By telling police that the thieves were armed, Carillo forced the officers to choose between the well-being of the suspect or themselves. When suspects are armed, there is little room for error. Police officers need to act quickly and decisively. Not only did Carillo’s actions result in McDade’s death, but they forced two police officers—one of whom has never fired his weapon before and the other who only once used his weapon to kill a dog that was attacking someone—to kill an unarmed man. They will have to live with that knowledge for the rest of their lives.

Carillo was given multiple chances to retract his statements about the gun(s) before McDade was shot. During his 911 call, he changed his story twice. The 911 dispatcher is not without fault here. The dispatcher asked Carillo: “Which one had a gun?” and he responded: “One of them, one of them, they just pointed it at me right now.” And yet, after being asked for more details about the gun a few seconds later, rather than owning up and admitting there was no weapon, Carillo said: “Both have a gun, man.” Regardless, the officers were not on the 911 call and were not able to hear the discrepancies. All they knew was that the suspects were armed.

Carillo did not even admit to making up the weapons until he was interviewed for a second time by the police. He should be charged with obstruction of justice as well as involuntary manslaughter. Lying to the police is a crime because of the drastic consequences it can produce.
Just because Carillo began the night as the victim does not mean he should still be treated as one.

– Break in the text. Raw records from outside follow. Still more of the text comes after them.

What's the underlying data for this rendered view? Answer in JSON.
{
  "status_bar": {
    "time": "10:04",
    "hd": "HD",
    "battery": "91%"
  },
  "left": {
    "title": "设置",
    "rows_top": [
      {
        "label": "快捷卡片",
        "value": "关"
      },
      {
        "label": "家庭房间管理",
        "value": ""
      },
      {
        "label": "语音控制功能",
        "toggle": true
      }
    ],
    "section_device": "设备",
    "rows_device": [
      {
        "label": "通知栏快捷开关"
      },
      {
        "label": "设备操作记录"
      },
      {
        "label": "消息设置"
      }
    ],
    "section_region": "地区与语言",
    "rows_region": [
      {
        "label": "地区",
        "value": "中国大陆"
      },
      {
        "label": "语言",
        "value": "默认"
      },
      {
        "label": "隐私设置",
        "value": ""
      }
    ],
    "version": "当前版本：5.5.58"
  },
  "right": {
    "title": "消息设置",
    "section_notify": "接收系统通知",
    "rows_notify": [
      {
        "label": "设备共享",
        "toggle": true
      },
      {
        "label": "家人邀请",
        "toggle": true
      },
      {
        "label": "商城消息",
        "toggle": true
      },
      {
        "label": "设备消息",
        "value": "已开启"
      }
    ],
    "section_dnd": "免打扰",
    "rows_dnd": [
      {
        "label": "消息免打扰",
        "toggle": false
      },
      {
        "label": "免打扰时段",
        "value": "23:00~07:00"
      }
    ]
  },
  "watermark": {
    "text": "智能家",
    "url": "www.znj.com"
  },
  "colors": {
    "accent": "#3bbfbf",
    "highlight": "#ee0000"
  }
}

Just because McDade began the night as the suspect does not mean he is not a victim. The real victims of this case are Kendrec McDade and the two police officers to whom Oscar Carillo lied. Carillo needs to be held responsible for his actions. Exaggerating crimes in 911 calls is unacceptable.

Racist accusations against these two officers need to stop. The community needs to place blame in its rightful place: with Oscar Carillo, the liar who caused Kendrec McDade’s death.